(Items from an interface collection)
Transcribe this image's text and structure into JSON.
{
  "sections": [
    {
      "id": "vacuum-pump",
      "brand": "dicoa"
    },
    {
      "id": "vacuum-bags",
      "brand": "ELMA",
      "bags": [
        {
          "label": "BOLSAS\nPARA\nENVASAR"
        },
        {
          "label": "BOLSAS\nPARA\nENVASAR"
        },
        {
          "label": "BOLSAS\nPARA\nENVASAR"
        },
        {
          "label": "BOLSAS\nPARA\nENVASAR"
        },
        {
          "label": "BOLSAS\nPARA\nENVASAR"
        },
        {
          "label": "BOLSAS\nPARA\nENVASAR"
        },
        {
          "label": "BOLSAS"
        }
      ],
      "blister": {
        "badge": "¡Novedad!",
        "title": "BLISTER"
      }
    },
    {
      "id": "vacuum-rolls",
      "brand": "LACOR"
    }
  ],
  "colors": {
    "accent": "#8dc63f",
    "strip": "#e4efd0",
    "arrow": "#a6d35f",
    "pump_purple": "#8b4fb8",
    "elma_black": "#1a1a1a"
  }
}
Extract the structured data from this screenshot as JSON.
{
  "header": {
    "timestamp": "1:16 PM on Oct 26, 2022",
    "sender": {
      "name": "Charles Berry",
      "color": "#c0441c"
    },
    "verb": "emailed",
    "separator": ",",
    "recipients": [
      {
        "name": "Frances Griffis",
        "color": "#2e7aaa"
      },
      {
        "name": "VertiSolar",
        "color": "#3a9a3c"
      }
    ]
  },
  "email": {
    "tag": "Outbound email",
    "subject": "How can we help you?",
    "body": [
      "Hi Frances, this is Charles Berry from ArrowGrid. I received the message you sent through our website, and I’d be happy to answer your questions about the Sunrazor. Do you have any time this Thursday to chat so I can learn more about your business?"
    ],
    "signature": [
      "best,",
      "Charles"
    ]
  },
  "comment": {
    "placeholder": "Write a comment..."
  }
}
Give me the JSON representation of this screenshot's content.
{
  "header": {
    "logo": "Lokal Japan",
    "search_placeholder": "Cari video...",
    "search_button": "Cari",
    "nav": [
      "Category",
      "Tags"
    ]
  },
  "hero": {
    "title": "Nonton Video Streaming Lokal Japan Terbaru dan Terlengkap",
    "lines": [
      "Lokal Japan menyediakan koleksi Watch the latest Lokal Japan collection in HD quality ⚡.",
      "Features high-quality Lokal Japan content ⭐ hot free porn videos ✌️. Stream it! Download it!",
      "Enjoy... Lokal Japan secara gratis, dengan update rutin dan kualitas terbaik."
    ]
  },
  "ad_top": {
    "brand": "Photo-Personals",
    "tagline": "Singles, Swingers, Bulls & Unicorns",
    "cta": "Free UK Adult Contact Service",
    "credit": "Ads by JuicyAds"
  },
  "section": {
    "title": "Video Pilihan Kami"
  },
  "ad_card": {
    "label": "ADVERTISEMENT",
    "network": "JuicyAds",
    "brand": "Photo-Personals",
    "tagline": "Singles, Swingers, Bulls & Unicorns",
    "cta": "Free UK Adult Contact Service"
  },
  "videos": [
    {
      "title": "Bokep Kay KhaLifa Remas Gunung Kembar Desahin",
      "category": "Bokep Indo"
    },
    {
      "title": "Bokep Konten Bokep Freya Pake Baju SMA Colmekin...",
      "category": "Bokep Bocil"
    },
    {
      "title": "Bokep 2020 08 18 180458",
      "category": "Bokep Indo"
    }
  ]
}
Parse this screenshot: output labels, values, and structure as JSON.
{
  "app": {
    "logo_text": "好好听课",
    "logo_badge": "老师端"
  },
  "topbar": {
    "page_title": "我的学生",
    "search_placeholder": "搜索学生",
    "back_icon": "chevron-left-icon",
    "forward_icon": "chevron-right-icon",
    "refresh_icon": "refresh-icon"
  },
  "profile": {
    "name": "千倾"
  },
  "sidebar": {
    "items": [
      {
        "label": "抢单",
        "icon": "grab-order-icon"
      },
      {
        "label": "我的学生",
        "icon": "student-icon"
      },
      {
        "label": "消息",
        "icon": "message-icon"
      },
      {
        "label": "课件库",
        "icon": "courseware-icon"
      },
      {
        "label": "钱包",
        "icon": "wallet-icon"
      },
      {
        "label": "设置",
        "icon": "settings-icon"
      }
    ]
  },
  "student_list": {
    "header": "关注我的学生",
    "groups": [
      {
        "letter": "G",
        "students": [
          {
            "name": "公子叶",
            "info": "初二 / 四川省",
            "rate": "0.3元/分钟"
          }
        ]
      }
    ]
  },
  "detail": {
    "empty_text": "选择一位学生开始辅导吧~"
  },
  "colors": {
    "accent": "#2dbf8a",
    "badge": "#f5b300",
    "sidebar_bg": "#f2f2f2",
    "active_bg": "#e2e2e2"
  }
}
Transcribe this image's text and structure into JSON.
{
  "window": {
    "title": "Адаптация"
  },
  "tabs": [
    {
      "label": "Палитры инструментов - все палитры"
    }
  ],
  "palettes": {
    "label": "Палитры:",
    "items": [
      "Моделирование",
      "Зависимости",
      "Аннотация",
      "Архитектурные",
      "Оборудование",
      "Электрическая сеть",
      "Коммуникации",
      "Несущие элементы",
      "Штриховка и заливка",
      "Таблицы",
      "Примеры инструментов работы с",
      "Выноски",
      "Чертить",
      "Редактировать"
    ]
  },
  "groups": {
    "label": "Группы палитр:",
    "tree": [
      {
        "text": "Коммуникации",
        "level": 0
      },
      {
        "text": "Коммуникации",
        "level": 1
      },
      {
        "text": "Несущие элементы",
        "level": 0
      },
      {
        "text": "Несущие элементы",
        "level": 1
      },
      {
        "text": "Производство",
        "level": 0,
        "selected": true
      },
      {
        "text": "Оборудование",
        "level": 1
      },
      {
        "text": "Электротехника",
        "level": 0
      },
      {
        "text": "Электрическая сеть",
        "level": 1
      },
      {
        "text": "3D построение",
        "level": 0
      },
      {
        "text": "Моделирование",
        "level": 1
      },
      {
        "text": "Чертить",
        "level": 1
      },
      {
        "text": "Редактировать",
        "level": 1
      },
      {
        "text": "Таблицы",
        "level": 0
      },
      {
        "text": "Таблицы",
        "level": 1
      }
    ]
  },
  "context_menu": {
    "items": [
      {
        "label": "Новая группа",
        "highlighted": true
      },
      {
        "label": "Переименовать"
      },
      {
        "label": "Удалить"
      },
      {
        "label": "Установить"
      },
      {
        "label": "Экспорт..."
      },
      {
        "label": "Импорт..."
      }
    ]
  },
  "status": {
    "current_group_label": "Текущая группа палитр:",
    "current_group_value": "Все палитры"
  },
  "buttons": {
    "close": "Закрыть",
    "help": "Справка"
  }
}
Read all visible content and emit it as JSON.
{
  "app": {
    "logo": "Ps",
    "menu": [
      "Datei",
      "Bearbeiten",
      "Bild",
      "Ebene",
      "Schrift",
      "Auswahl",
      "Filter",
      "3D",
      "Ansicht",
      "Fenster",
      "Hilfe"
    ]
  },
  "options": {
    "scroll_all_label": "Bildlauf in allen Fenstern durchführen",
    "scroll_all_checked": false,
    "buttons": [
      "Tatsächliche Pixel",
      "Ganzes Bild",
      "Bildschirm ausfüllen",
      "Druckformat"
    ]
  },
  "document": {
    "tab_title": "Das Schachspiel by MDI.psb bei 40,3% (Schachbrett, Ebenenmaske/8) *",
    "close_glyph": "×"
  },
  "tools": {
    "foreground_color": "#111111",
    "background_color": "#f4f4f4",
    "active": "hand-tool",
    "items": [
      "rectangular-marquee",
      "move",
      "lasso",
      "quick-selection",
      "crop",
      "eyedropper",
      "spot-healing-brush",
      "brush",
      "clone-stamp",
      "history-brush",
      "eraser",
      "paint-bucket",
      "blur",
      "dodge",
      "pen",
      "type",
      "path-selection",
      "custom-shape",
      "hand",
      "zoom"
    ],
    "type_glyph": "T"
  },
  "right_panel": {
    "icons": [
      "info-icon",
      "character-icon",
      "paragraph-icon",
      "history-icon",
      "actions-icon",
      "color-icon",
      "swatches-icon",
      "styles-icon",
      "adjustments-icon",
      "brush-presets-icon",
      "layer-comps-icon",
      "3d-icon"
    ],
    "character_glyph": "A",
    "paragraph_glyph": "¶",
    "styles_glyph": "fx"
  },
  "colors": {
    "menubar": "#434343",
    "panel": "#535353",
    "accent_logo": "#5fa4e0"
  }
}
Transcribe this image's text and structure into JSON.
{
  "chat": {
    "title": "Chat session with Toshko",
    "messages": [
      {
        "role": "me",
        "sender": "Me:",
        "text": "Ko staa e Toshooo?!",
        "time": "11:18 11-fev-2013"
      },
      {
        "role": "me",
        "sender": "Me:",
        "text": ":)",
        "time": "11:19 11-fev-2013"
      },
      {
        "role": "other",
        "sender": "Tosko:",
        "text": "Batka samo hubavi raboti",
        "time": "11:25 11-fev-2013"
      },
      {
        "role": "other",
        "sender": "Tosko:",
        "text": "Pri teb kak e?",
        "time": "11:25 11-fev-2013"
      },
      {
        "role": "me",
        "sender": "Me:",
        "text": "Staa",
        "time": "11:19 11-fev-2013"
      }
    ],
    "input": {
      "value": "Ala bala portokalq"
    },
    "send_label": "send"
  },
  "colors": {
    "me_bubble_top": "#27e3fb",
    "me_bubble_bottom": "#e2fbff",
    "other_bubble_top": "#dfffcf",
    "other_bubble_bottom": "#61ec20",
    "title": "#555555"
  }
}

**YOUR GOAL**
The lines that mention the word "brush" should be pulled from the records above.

**EXPECTED ANSWER**
      "spot-healing-brush",
      "brush",
      "history-brush",
      "brush-presets-icon",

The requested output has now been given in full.